====== Information supplied
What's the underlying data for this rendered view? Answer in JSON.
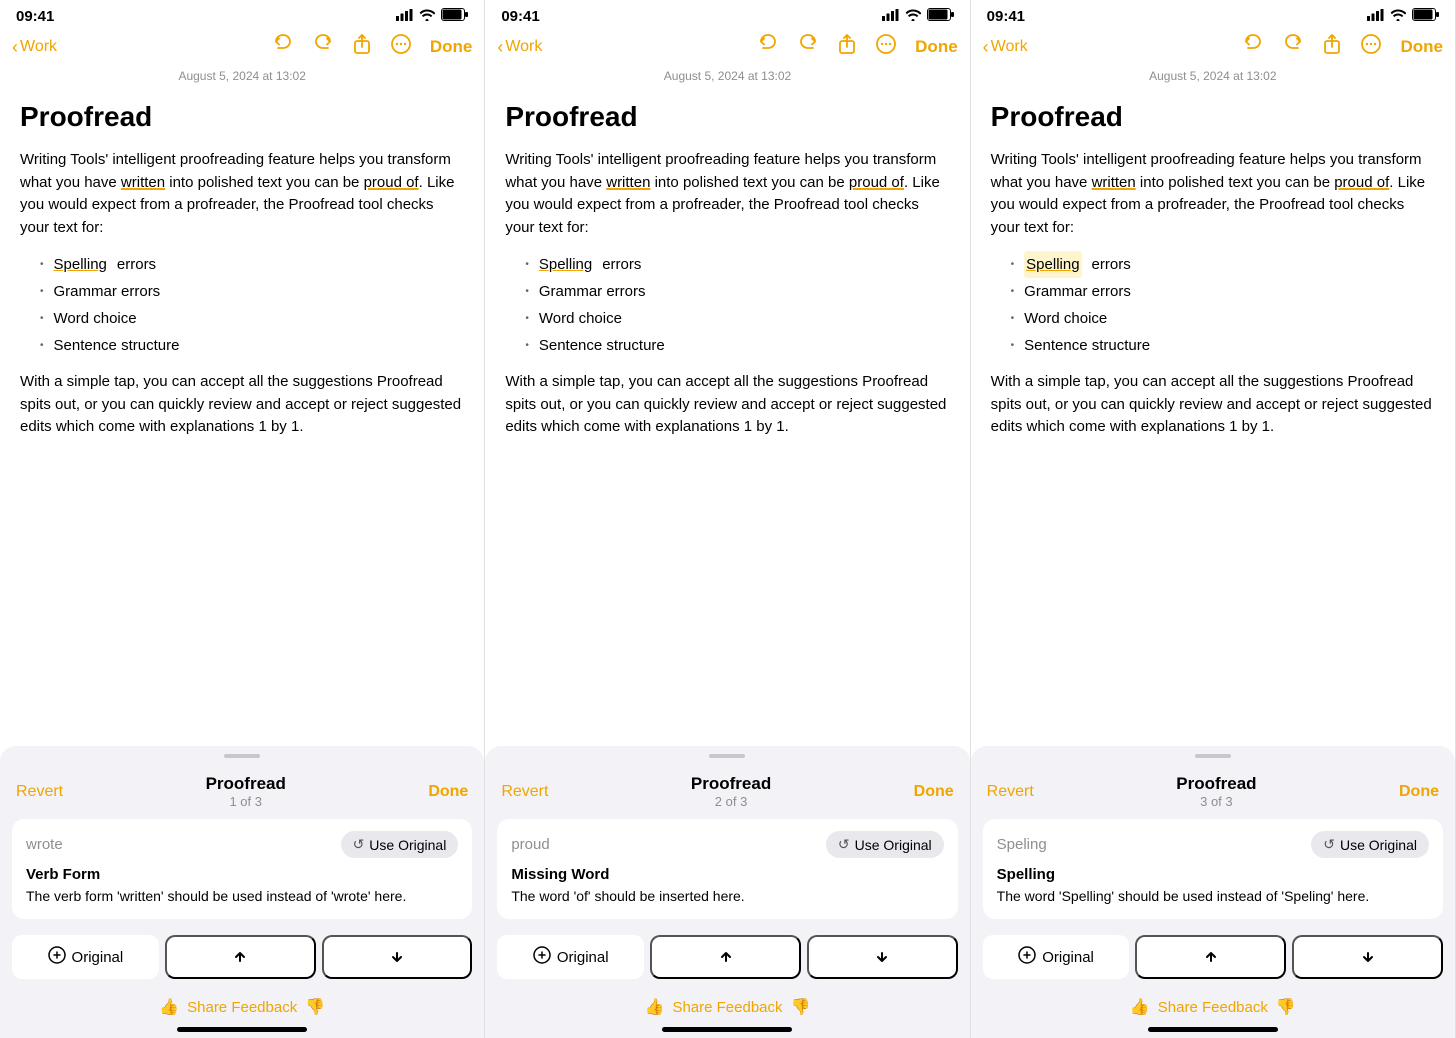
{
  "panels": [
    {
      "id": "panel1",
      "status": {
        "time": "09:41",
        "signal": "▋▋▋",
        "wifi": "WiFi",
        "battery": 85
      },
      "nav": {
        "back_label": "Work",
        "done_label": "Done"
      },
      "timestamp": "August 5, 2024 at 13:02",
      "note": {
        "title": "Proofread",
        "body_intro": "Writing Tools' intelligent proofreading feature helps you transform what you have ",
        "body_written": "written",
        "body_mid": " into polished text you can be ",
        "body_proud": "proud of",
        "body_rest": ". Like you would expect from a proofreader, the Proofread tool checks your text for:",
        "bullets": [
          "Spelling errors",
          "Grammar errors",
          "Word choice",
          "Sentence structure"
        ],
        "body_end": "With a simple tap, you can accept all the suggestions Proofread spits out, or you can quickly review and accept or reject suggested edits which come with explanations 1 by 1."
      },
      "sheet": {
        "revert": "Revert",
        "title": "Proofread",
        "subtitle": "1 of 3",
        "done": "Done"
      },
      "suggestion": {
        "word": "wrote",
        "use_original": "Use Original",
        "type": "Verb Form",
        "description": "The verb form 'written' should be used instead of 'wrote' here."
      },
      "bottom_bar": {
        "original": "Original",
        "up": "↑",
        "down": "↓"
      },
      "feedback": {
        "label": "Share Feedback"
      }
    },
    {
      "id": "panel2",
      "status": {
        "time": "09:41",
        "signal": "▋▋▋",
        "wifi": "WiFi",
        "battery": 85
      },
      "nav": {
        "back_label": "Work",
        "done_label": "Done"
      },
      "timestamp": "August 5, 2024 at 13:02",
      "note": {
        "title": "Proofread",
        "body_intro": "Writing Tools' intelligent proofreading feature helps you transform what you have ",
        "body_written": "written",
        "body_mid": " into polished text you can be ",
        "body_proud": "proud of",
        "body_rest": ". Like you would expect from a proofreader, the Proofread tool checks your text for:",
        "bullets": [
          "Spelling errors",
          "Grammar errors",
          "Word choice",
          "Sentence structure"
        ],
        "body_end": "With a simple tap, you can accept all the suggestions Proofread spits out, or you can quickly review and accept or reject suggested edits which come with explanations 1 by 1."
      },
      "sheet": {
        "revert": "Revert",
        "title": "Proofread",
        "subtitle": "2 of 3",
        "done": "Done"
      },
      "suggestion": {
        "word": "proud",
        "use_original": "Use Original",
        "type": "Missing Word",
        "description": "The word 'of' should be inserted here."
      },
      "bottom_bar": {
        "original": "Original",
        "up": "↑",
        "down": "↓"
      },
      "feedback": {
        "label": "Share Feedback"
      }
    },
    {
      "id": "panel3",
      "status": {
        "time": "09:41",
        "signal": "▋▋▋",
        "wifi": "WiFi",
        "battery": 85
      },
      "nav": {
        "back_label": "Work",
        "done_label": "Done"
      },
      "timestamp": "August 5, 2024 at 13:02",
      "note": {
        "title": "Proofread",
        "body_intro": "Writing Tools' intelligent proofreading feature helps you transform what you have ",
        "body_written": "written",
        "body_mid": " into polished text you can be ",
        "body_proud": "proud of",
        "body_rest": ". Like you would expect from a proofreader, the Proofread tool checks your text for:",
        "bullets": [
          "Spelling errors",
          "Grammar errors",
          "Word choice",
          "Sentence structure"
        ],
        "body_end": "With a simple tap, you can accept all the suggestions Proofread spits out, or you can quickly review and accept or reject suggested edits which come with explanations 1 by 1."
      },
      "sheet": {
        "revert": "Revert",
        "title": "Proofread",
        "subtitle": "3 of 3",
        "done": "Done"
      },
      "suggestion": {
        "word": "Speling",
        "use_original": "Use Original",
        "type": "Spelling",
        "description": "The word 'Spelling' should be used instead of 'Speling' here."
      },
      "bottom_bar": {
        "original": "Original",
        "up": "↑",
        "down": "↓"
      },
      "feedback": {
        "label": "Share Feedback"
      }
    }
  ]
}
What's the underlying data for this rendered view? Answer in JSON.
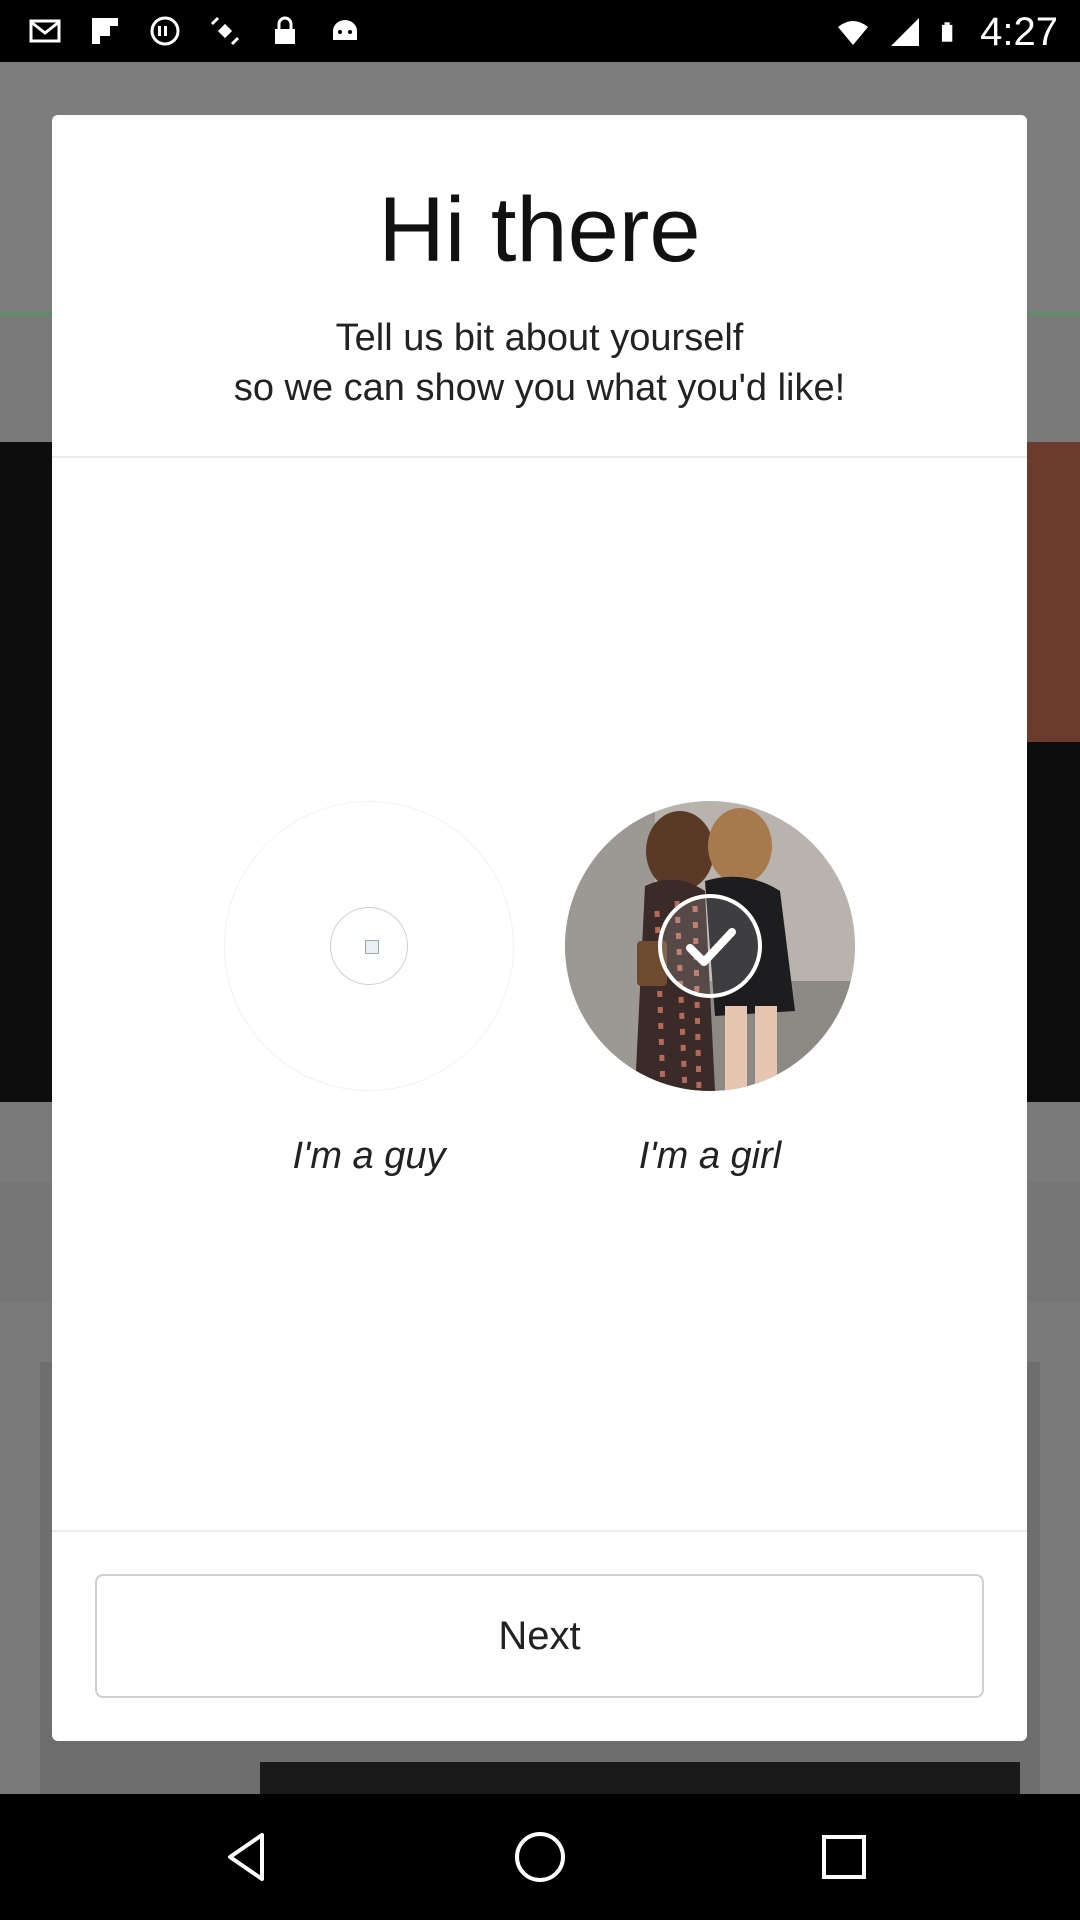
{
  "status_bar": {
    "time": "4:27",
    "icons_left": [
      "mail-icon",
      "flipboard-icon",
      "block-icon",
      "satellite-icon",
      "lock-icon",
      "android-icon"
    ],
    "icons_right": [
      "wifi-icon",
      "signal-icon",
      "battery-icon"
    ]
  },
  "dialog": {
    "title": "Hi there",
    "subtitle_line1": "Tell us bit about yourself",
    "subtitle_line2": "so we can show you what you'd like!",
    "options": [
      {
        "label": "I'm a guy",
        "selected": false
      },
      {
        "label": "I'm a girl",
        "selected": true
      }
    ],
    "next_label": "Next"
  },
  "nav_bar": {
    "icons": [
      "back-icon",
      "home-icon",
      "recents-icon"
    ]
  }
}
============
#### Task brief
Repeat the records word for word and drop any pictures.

#### Response area
What's the underlying data for this rendered view? Answer in JSON.
{
  "panels": [
    {
      "id": "panel1",
      "status": {
        "time": "09:41",
        "signal": "▋▋▋",
        "wifi": "WiFi",
        "battery": 85
      },
      "nav": {
        "back_label": "Work",
        "done_label": "Done"
      },
      "timestamp": "August 5, 2024 at 13:02",
      "note": {
        "title": "Proofread",
        "body_intro": "Writing Tools' intelligent proofreading feature helps you transform what you have ",
        "body_written": "written",
        "body_mid": " into polished text you can be ",
        "body_proud": "proud of",
        "body_rest": ". Like you would expect from a proofreader, the Proofread tool checks your text for:",
        "bullets": [
          "Spelling errors",
          "Grammar errors",
          "Word choice",
          "Sentence structure"
        ],
        "body_end": "With a simple tap, you can accept all the suggestions Proofread spits out, or you can quickly review and accept or reject suggested edits which come with explanations 1 by 1."
      },
      "sheet": {
        "revert": "Revert",
        "title": "Proofread",
        "subtitle": "1 of 3",
        "done": "Done"
      },
      "suggestion": {
        "word": "wrote",
        "use_original": "Use Original",
        "type": "Verb Form",
        "description": "The verb form 'written' should be used instead of 'wrote' here."
      },
      "bottom_bar": {
        "original": "Original",
        "up": "↑",
        "down": "↓"
      },
      "feedback": {
        "label": "Share Feedback"
      }
    },
    {
      "id": "panel2",
      "status": {
        "time": "09:41",
        "signal": "▋▋▋",
        "wifi": "WiFi",
        "battery": 85
      },
      "nav": {
        "back_label": "Work",
        "done_label": "Done"
      },
      "timestamp": "August 5, 2024 at 13:02",
      "note": {
        "title": "Proofread",
        "body_intro": "Writing Tools' intelligent proofreading feature helps you transform what you have ",
        "body_written": "written",
        "body_mid": " into polished text you can be ",
        "body_proud": "proud of",
        "body_rest": ". Like you would expect from a proofreader, the Proofread tool checks your text for:",
        "bullets": [
          "Spelling errors",
          "Grammar errors",
          "Word choice",
          "Sentence structure"
        ],
        "body_end": "With a simple tap, you can accept all the suggestions Proofread spits out, or you can quickly review and accept or reject suggested edits which come with explanations 1 by 1."
      },
      "sheet": {
        "revert": "Revert",
        "title": "Proofread",
        "subtitle": "2 of 3",
        "done": "Done"
      },
      "suggestion": {
        "word": "proud",
        "use_original": "Use Original",
        "type": "Missing Word",
        "description": "The word 'of' should be inserted here."
      },
      "bottom_bar": {
        "original": "Original",
        "up": "↑",
        "down": "↓"
      },
      "feedback": {
        "label": "Share Feedback"
      }
    },
    {
      "id": "panel3",
      "status": {
        "time": "09:41",
        "signal": "▋▋▋",
        "wifi": "WiFi",
        "battery": 85
      },
      "nav": {
        "back_label": "Work",
        "done_label": "Done"
      },
      "timestamp": "August 5, 2024 at 13:02",
      "note": {
        "title": "Proofread",
        "body_intro": "Writing Tools' intelligent proofreading feature helps you transform what you have ",
        "body_written": "written",
        "body_mid": " into polished text you can be ",
        "body_proud": "proud of",
        "body_rest": ". Like you would expect from a proofreader, the Proofread tool checks your text for:",
        "bullets": [
          "Spelling errors",
          "Grammar errors",
          "Word choice",
          "Sentence structure"
        ],
        "body_end": "With a simple tap, you can accept all the suggestions Proofread spits out, or you can quickly review and accept or reject suggested edits which come with explanations 1 by 1."
      },
      "sheet": {
        "revert": "Revert",
        "title": "Proofread",
        "subtitle": "3 of 3",
        "done": "Done"
      },
      "suggestion": {
        "word": "Speling",
        "use_original": "Use Original",
        "type": "Spelling",
        "description": "The word 'Spelling' should be used instead of 'Speling' here."
      },
      "bottom_bar": {
        "original": "Original",
        "up": "↑",
        "down": "↓"
      },
      "feedback": {
        "label": "Share Feedback"
      }
    }
  ]
}
What's the underlying data for this rendered view? Answer in JSON.
{
  "status_bar": {
    "time": "4:27",
    "icons_left": [
      "mail-icon",
      "flipboard-icon",
      "block-icon",
      "satellite-icon",
      "lock-icon",
      "android-icon"
    ],
    "icons_right": [
      "wifi-icon",
      "signal-icon",
      "battery-icon"
    ]
  },
  "dialog": {
    "title": "Hi there",
    "subtitle_line1": "Tell us bit about yourself",
    "subtitle_line2": "so we can show you what you'd like!",
    "options": [
      {
        "label": "I'm a guy",
        "selected": false
      },
      {
        "label": "I'm a girl",
        "selected": true
      }
    ],
    "next_label": "Next"
  },
  "nav_bar": {
    "icons": [
      "back-icon",
      "home-icon",
      "recents-icon"
    ]
  }
}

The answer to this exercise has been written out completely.